_Exercise directions_
Repeat the entries below exactly as they appear, with no pictures.

_Page and application data records_
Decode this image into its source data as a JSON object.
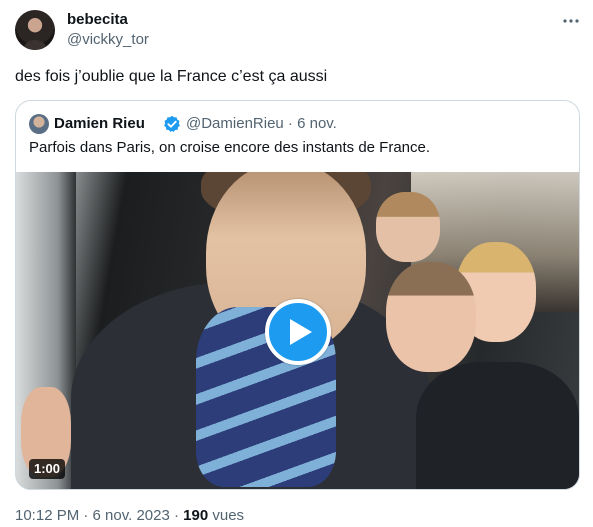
{
  "tweet": {
    "author_name": "bebecita",
    "author_handle": "@vickky_tor",
    "text": "des fois j’oublie que la France c’est ça aussi",
    "more_icon": "more-horizontal-icon"
  },
  "quote": {
    "author_name": "Damien Rieu",
    "verified_icon": "verified-badge-icon",
    "handle_and_date": "@DamienRieu · 6 nov.",
    "text": "Parfois dans Paris, on croise encore des instants de France.",
    "video": {
      "duration": "1:00",
      "play_icon": "play-icon"
    }
  },
  "meta": {
    "timestamp": "10:12 PM · 6 nov. 2023 · ",
    "views_count": "190",
    "views_label": " vues"
  },
  "colors": {
    "accent": "#1d9bf0",
    "secondary_text": "#536471",
    "primary_text": "#0f1419",
    "border": "#cfd9de"
  }
}
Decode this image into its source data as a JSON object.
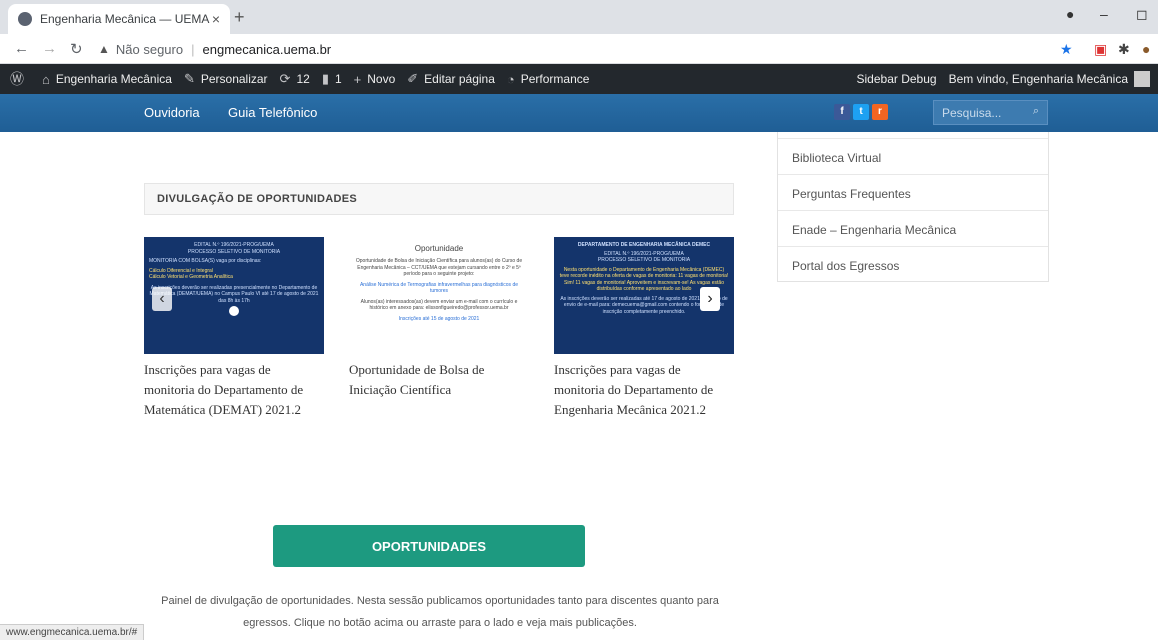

_Written answer_
Decode this image into its source data as a JSON object.
{
  "tweet": {
    "author_name": "bebecita",
    "author_handle": "@vickky_tor",
    "text": "des fois j’oublie que la France c’est ça aussi",
    "more_icon": "more-horizontal-icon"
  },
  "quote": {
    "author_name": "Damien Rieu",
    "verified_icon": "verified-badge-icon",
    "handle_and_date": "@DamienRieu · 6 nov.",
    "text": "Parfois dans Paris, on croise encore des instants de France.",
    "video": {
      "duration": "1:00",
      "play_icon": "play-icon"
    }
  },
  "meta": {
    "timestamp": "10:12 PM · 6 nov. 2023 · ",
    "views_count": "190",
    "views_label": " vues"
  },
  "colors": {
    "accent": "#1d9bf0",
    "secondary_text": "#536471",
    "primary_text": "#0f1419",
    "border": "#cfd9de"
  }
}
Decode this image into its source data as a JSON object.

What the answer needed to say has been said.